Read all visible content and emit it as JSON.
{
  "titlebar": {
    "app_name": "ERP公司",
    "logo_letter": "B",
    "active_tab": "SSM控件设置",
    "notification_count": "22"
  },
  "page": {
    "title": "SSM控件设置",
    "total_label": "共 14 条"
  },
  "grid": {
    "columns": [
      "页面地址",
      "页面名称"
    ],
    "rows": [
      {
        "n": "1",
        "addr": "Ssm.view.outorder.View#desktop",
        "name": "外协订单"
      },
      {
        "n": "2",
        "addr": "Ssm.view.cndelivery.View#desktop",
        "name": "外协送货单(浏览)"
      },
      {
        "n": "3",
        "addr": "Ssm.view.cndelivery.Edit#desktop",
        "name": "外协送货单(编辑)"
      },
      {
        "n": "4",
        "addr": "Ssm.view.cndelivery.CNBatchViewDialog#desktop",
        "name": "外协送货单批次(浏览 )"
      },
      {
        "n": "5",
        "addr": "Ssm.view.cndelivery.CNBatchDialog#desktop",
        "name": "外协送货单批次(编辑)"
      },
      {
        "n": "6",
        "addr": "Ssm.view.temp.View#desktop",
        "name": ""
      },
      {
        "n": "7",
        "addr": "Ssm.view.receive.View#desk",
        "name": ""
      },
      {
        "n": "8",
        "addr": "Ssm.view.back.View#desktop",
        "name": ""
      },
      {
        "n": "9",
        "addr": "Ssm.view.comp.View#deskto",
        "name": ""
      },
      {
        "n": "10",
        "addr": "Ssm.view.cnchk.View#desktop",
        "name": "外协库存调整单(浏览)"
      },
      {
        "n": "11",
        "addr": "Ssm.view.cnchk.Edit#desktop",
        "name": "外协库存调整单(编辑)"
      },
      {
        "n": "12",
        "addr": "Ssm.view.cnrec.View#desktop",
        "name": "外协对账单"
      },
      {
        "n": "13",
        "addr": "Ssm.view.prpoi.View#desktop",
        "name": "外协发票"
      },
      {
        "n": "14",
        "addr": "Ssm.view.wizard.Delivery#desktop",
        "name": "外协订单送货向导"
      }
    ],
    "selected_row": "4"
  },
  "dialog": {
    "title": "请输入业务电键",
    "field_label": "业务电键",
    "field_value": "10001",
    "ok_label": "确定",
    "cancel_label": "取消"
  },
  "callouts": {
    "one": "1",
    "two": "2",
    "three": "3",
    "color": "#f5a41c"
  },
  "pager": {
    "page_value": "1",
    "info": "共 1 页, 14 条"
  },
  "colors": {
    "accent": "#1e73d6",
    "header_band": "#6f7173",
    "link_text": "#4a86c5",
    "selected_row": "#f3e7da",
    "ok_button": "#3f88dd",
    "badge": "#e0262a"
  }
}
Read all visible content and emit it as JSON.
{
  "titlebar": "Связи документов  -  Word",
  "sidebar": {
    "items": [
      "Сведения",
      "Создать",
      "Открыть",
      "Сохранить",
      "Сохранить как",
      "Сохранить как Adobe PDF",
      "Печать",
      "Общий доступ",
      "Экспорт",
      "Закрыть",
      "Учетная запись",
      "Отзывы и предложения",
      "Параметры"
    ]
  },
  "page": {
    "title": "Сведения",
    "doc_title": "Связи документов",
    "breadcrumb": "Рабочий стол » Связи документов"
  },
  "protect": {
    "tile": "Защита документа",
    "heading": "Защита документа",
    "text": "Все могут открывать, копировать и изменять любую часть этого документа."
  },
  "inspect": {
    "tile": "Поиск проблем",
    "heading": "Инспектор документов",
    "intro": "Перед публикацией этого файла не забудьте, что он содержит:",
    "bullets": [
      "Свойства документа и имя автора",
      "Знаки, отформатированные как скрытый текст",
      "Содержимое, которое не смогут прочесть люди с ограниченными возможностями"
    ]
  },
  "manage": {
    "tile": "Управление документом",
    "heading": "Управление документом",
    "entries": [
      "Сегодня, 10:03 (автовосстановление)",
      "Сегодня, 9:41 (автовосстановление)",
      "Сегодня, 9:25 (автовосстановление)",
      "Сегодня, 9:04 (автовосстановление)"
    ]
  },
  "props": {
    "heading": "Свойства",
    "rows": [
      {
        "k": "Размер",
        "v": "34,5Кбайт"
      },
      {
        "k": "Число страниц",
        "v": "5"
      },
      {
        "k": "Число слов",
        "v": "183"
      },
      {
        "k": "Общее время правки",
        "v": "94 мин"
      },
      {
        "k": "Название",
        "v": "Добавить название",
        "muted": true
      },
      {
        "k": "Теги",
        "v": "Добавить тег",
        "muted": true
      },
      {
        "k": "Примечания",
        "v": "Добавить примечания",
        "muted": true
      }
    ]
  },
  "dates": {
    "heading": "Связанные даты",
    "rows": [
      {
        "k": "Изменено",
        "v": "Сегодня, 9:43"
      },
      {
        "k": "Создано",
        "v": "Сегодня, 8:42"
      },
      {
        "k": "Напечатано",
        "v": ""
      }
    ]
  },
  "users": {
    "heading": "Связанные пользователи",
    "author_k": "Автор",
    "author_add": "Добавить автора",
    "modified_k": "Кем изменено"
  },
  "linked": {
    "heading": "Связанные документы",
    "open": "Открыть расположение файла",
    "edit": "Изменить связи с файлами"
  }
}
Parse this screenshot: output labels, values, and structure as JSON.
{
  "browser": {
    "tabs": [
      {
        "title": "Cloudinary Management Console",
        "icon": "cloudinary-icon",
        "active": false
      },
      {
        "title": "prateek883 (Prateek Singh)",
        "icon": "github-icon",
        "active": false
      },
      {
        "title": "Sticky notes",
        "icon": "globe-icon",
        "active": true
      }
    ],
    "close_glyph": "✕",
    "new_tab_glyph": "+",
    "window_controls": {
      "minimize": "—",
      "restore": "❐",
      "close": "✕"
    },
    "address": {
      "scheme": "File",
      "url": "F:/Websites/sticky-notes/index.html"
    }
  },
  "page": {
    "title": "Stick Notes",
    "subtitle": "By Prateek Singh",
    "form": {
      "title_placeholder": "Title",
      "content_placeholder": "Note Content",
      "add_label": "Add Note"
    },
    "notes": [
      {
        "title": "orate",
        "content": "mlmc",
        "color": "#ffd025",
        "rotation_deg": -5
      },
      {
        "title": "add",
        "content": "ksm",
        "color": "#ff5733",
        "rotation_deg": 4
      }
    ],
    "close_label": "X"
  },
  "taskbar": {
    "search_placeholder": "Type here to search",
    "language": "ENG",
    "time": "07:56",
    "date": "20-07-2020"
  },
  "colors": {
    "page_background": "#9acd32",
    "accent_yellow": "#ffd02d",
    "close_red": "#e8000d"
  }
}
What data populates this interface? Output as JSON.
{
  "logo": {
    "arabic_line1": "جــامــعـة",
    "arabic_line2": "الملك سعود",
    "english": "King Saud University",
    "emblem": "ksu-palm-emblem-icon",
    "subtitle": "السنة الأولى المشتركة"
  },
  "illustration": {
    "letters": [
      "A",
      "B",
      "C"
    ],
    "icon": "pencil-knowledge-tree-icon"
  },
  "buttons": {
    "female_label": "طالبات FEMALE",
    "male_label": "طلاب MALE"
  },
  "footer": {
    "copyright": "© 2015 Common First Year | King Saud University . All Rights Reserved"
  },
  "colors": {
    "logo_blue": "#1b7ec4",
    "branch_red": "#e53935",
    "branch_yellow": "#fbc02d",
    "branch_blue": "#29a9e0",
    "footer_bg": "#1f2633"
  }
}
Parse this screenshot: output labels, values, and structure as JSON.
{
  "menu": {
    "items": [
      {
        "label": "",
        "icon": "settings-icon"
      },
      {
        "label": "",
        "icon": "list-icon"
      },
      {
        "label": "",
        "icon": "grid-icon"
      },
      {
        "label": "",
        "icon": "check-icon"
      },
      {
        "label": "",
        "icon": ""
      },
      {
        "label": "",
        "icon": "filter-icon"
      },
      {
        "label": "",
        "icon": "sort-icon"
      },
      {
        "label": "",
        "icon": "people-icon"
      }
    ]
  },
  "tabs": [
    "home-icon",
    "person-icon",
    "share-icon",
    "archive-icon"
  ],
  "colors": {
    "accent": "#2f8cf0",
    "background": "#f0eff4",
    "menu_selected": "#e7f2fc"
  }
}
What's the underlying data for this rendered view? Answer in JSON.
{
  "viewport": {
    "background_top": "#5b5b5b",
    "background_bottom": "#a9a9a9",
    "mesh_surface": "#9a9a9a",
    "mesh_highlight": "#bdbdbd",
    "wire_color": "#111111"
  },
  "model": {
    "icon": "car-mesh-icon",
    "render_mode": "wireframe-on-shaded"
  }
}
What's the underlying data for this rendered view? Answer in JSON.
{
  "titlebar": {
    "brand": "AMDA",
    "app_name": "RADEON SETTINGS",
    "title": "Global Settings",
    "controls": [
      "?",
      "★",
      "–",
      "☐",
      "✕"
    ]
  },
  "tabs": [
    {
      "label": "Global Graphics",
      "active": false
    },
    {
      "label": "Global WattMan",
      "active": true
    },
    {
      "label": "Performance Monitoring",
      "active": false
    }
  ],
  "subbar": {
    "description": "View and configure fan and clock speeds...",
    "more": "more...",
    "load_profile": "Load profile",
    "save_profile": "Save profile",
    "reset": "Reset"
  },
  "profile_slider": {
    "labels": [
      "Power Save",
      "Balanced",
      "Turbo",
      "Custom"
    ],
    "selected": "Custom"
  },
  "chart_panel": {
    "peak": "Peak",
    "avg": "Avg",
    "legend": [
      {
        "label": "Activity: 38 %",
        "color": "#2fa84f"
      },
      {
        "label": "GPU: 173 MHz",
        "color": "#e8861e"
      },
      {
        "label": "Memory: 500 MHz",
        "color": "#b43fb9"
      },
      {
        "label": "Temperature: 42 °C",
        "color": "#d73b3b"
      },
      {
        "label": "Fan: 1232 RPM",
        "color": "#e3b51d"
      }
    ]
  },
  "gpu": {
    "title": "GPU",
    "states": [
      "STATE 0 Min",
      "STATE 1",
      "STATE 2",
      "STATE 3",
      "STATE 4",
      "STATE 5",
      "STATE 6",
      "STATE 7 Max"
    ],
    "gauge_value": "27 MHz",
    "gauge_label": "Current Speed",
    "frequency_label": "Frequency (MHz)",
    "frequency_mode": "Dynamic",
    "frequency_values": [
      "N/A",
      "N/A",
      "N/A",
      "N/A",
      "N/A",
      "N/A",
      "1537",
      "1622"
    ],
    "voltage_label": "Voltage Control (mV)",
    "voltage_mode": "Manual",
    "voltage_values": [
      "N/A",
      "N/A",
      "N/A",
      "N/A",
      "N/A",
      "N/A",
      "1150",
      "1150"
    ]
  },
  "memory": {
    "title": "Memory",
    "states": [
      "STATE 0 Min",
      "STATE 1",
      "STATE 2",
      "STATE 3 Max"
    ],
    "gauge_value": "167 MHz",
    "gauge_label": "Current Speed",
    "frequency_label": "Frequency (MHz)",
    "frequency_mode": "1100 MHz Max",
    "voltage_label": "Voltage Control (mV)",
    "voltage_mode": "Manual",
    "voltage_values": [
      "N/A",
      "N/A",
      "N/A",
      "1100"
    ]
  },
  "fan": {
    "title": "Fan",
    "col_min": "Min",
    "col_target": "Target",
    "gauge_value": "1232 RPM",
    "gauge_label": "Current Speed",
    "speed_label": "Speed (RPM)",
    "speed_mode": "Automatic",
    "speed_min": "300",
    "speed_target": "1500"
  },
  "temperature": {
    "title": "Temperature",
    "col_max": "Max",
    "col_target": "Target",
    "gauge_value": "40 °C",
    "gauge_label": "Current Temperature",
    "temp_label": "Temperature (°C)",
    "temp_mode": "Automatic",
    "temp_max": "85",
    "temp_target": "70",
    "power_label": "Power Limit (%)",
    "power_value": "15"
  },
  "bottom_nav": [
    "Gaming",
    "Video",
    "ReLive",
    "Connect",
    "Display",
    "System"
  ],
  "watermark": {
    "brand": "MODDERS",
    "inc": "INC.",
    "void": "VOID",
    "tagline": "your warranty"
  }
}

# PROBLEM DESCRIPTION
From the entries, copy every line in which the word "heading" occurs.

# TASK SOLUTION
    "heading": "Защита документа",
    "heading": "Инспектор документов",
    "heading": "Управление документом",
    "heading": "Свойства",
    "heading": "Связанные даты",
    "heading": "Связанные пользователи",
    "heading": "Связанные документы",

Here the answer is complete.